Each entry below has to be written out again without any change.

[Opening Record set section]

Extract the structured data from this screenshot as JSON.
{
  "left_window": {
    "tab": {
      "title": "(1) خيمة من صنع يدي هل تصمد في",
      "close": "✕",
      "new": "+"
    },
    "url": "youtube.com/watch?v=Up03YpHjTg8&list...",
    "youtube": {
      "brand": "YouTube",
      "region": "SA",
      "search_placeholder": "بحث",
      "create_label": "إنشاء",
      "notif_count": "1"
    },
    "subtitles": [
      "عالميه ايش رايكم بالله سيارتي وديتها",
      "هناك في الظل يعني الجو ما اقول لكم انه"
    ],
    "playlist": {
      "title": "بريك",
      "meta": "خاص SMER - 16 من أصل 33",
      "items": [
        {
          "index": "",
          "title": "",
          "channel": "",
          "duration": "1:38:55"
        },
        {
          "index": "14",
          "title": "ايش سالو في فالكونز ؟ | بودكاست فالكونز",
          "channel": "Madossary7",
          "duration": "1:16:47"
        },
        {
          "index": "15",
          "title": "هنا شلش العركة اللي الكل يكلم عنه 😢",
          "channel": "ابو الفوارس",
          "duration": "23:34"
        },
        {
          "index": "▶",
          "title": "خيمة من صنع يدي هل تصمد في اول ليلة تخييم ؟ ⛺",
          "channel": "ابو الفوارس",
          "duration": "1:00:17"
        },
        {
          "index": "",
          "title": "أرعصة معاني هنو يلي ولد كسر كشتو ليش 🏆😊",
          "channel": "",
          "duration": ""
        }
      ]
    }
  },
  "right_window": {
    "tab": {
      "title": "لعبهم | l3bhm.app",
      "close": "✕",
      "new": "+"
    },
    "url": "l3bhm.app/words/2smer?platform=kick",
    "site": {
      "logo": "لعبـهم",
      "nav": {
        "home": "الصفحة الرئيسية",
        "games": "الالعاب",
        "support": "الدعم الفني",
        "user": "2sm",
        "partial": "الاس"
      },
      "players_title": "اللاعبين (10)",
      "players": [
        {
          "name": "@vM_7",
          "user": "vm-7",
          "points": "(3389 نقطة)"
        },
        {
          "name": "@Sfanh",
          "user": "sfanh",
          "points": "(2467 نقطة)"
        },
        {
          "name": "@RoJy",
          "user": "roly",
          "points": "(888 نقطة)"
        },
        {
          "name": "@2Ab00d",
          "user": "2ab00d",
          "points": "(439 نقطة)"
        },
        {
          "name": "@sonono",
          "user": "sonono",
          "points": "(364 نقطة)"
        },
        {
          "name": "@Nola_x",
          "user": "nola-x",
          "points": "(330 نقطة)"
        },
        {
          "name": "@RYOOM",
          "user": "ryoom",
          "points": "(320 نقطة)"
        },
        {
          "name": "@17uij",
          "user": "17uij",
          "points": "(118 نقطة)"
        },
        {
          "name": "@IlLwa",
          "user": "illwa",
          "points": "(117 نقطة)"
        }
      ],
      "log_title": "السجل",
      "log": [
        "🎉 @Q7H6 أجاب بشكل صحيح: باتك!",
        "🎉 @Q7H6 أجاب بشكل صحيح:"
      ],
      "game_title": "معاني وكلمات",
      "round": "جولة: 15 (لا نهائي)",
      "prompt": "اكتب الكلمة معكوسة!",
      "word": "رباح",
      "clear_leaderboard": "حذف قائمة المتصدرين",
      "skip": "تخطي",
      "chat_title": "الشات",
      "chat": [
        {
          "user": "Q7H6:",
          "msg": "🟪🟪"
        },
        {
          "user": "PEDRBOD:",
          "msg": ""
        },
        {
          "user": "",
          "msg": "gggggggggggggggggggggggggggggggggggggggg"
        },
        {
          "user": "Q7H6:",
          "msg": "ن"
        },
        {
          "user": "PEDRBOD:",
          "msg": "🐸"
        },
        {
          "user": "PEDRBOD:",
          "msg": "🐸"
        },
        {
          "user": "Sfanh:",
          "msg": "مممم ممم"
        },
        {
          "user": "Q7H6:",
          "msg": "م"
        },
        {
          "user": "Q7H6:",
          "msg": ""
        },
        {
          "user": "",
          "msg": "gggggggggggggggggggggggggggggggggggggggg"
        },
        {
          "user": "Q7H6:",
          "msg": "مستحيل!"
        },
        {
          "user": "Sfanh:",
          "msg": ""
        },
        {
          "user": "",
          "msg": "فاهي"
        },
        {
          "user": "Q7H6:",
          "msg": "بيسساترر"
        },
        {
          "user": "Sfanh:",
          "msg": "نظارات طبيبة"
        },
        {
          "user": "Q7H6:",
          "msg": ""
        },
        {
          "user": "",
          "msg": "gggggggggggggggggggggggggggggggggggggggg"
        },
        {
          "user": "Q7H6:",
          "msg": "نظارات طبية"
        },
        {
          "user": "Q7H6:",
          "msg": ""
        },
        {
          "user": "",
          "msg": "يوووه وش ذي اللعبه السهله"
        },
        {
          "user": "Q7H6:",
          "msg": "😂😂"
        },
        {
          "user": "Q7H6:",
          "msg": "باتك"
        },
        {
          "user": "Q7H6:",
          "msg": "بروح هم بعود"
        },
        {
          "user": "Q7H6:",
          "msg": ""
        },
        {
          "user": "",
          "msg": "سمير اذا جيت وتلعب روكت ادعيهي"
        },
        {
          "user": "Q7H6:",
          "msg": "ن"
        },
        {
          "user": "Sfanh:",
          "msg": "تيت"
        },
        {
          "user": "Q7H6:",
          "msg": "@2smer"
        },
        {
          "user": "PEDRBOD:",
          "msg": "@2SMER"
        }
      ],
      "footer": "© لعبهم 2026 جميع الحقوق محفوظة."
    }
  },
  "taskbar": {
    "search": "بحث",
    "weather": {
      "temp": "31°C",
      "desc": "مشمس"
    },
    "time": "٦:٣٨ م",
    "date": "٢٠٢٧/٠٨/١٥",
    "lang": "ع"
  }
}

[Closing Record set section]

> **Response**
Extract the structured data from this screenshot as JSON.
{
  "left_window": {
    "tab": {
      "title": "(1) خيمة من صنع يدي هل تصمد في",
      "close": "✕",
      "new": "+"
    },
    "url": "youtube.com/watch?v=Up03YpHjTg8&list...",
    "youtube": {
      "brand": "YouTube",
      "region": "SA",
      "search_placeholder": "بحث",
      "create_label": "إنشاء",
      "notif_count": "1"
    },
    "subtitles": [
      "عالميه ايش رايكم بالله سيارتي وديتها",
      "هناك في الظل يعني الجو ما اقول لكم انه"
    ],
    "playlist": {
      "title": "بريك",
      "meta": "خاص SMER - 16 من أصل 33",
      "items": [
        {
          "index": "",
          "title": "",
          "channel": "",
          "duration": "1:38:55"
        },
        {
          "index": "14",
          "title": "ايش سالو في فالكونز ؟ | بودكاست فالكونز",
          "channel": "Madossary7",
          "duration": "1:16:47"
        },
        {
          "index": "15",
          "title": "هنا شلش العركة اللي الكل يكلم عنه 😢",
          "channel": "ابو الفوارس",
          "duration": "23:34"
        },
        {
          "index": "▶",
          "title": "خيمة من صنع يدي هل تصمد في اول ليلة تخييم ؟ ⛺",
          "channel": "ابو الفوارس",
          "duration": "1:00:17"
        },
        {
          "index": "",
          "title": "أرعصة معاني هنو يلي ولد كسر كشتو ليش 🏆😊",
          "channel": "",
          "duration": ""
        }
      ]
    }
  },
  "right_window": {
    "tab": {
      "title": "لعبهم | l3bhm.app",
      "close": "✕",
      "new": "+"
    },
    "url": "l3bhm.app/words/2smer?platform=kick",
    "site": {
      "logo": "لعبـهم",
      "nav": {
        "home": "الصفحة الرئيسية",
        "games": "الالعاب",
        "support": "الدعم الفني",
        "user": "2sm",
        "partial": "الاس"
      },
      "players_title": "اللاعبين (10)",
      "players": [
        {
          "name": "@vM_7",
          "user": "vm-7",
          "points": "(3389 نقطة)"
        },
        {
          "name": "@Sfanh",
          "user": "sfanh",
          "points": "(2467 نقطة)"
        },
        {
          "name": "@RoJy",
          "user": "roly",
          "points": "(888 نقطة)"
        },
        {
          "name": "@2Ab00d",
          "user": "2ab00d",
          "points": "(439 نقطة)"
        },
        {
          "name": "@sonono",
          "user": "sonono",
          "points": "(364 نقطة)"
        },
        {
          "name": "@Nola_x",
          "user": "nola-x",
          "points": "(330 نقطة)"
        },
        {
          "name": "@RYOOM",
          "user": "ryoom",
          "points": "(320 نقطة)"
        },
        {
          "name": "@17uij",
          "user": "17uij",
          "points": "(118 نقطة)"
        },
        {
          "name": "@IlLwa",
          "user": "illwa",
          "points": "(117 نقطة)"
        }
      ],
      "log_title": "السجل",
      "log": [
        "🎉 @Q7H6 أجاب بشكل صحيح: باتك!",
        "🎉 @Q7H6 أجاب بشكل صحيح:"
      ],
      "game_title": "معاني وكلمات",
      "round": "جولة: 15 (لا نهائي)",
      "prompt": "اكتب الكلمة معكوسة!",
      "word": "رباح",
      "clear_leaderboard": "حذف قائمة المتصدرين",
      "skip": "تخطي",
      "chat_title": "الشات",
      "chat": [
        {
          "user": "Q7H6:",
          "msg": "🟪🟪"
        },
        {
          "user": "PEDRBOD:",
          "msg": ""
        },
        {
          "user": "",
          "msg": "gggggggggggggggggggggggggggggggggggggggg"
        },
        {
          "user": "Q7H6:",
          "msg": "ن"
        },
        {
          "user": "PEDRBOD:",
          "msg": "🐸"
        },
        {
          "user": "PEDRBOD:",
          "msg": "🐸"
        },
        {
          "user": "Sfanh:",
          "msg": "مممم ممم"
        },
        {
          "user": "Q7H6:",
          "msg": "م"
        },
        {
          "user": "Q7H6:",
          "msg": ""
        },
        {
          "user": "",
          "msg": "gggggggggggggggggggggggggggggggggggggggg"
        },
        {
          "user": "Q7H6:",
          "msg": "مستحيل!"
        },
        {
          "user": "Sfanh:",
          "msg": ""
        },
        {
          "user": "",
          "msg": "فاهي"
        },
        {
          "user": "Q7H6:",
          "msg": "بيسساترر"
        },
        {
          "user": "Sfanh:",
          "msg": "نظارات طبيبة"
        },
        {
          "user": "Q7H6:",
          "msg": ""
        },
        {
          "user": "",
          "msg": "gggggggggggggggggggggggggggggggggggggggg"
        },
        {
          "user": "Q7H6:",
          "msg": "نظارات طبية"
        },
        {
          "user": "Q7H6:",
          "msg": ""
        },
        {
          "user": "",
          "msg": "يوووه وش ذي اللعبه السهله"
        },
        {
          "user": "Q7H6:",
          "msg": "😂😂"
        },
        {
          "user": "Q7H6:",
          "msg": "باتك"
        },
        {
          "user": "Q7H6:",
          "msg": "بروح هم بعود"
        },
        {
          "user": "Q7H6:",
          "msg": ""
        },
        {
          "user": "",
          "msg": "سمير اذا جيت وتلعب روكت ادعيهي"
        },
        {
          "user": "Q7H6:",
          "msg": "ن"
        },
        {
          "user": "Sfanh:",
          "msg": "تيت"
        },
        {
          "user": "Q7H6:",
          "msg": "@2smer"
        },
        {
          "user": "PEDRBOD:",
          "msg": "@2SMER"
        }
      ],
      "footer": "© لعبهم 2026 جميع الحقوق محفوظة."
    }
  },
  "taskbar": {
    "search": "بحث",
    "weather": {
      "temp": "31°C",
      "desc": "مشمس"
    },
    "time": "٦:٣٨ م",
    "date": "٢٠٢٧/٠٨/١٥",
    "lang": "ع"
  }
}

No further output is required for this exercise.